Recent survey results seem to suggest that skirts may not long remain a part of the archetypal Japanese school uniforms, with 80% approving of trousers, which have been gradually making inroads into school uniforms in recent years.
The survey of attitudes to school uniforms amidst men and women aged 20-50 drew varied results.
Regarding the issue of trousers making their way into female school uniforms, 37.8% “strongly approved” of trousers for girls, 40.3% indifferently approved, yielding a total of some 80% supporting trousers over skirts.
The division of opinion between the sexes on the issue is fairly pronounced: 88.4% of women approved of trousers versus 69.8% of men. Older age ranges were more likely to support trousers.
Reasons given for preferring trousers varied from “because it’s cold” to “as a precaution against chikan.” Reasons such as “there’s no reason to limit the choice to skirts” and “it’s better to wear trousers than end up wearing something under your skirts.”
Those demanding schoolgirls remain skirted offered up such dubious reasons as “you can wear tights or leggings so there’s no need,” “it’s not feminine” and “skirts are cuter.”

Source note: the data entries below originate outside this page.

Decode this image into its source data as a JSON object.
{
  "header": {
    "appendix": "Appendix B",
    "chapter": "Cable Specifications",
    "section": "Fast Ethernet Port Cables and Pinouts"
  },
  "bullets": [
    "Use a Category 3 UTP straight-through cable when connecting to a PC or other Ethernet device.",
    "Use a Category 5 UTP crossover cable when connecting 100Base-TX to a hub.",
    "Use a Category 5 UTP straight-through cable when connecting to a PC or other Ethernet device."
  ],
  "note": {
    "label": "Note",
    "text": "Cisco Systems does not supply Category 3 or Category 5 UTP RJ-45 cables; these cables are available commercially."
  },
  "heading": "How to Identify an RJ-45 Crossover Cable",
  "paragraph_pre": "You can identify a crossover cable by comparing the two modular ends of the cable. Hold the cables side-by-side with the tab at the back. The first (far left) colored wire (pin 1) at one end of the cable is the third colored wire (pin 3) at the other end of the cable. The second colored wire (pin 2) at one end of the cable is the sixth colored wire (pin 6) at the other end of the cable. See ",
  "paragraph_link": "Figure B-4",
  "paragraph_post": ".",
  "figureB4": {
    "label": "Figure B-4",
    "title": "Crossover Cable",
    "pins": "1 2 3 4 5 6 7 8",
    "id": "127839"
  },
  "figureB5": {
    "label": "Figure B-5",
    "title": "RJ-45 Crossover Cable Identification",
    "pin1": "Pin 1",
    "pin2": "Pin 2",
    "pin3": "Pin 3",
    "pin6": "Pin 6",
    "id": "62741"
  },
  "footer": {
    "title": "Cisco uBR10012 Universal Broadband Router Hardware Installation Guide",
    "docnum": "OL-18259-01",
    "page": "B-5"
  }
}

86.8% of respondents reported attending a school which had a uniform, a perhaps unexpectedly low figure. Of these, over 60% reported “liking” the uniforms in some capacity, with 11.5% greatly enamoured of them.
Actual schoolgirls were not included in the survey, but in general it seems they approve of skirts, often the shorter the better; it should also be noted that it is actually head teachers (and the school uniform fashion industry) who have the final say.